This long unusually-designed church is placed on the High street near its junction with Logie street and takes over the upper half of St. Marys Lane. The main entrance is at the north gable, were there is a small car park. This space has pedestrian access from parallel streets.

Dedicated to St Mary it is an example of Gothic revival and was built by Joseph A Hansom in 1866.

Asymmetrical in design, it is rubble built with ashlar dressings. To passers-by the most visible portion is the southern chancel and apse. The five-sided polygonal chancel soars up to a pointed spire and has clasping buttresses at base level only. It also has impressive traceried round arched windows.

The spire slates are of a fish-scale design and there is a wrought-iron finial. The aisle and have walls that are buttressed with the clerestory and aisle windows separated by the steep slate roof. These provide a low roof over the internal aisles. The aisles windows are paired and traceried.

The Impressive entrance on the North gable has an apex with a timber bellcote and several signs of alterations.

The adjoining priest’s house faces the street and is intersected with the church at the northeast corner.

Interior piers are of grey stone with arcades of yellow brick interspersed with red bands. The roof trusses are timber. Other features include a flamboyant 1897 altarpiece by A.B.Wall of Cheltenham and stained glass by Mayer of Munich.

There is also a 12 metre deep well that is floodlit. The church is in full ecclesiastical use.

The Lady Chapel is attached to the west side of the southern apse. It is semi-circular with six-cusped lights on the south face and traceried window facing west.

It is topped by a conical roof.

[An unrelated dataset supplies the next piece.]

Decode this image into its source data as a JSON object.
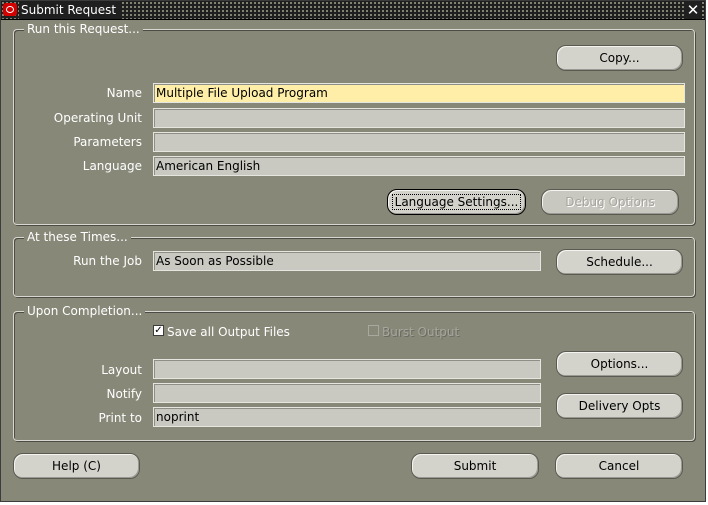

The entrance, at the North Gable has a central buttress with a niche for a statue. There are 2 hooded windows and above them two infilled quatrefoils. A timber bellcote is placed at its apex. Both doors have been inserted into a set of three former windows. The windows that are not covered by the doors have been restored and infilled with stonework. Glass is in the visible portions of the windows above the doors.

The apse at the north-west corner has the original hood-moulded door, a clasping buttress and consists of only one bay. At the northe-east corner is a semi-octagonal attachment, which has small traceried windows and finial on the faceted roof.

Larry Taylor. with help from Tayside Region.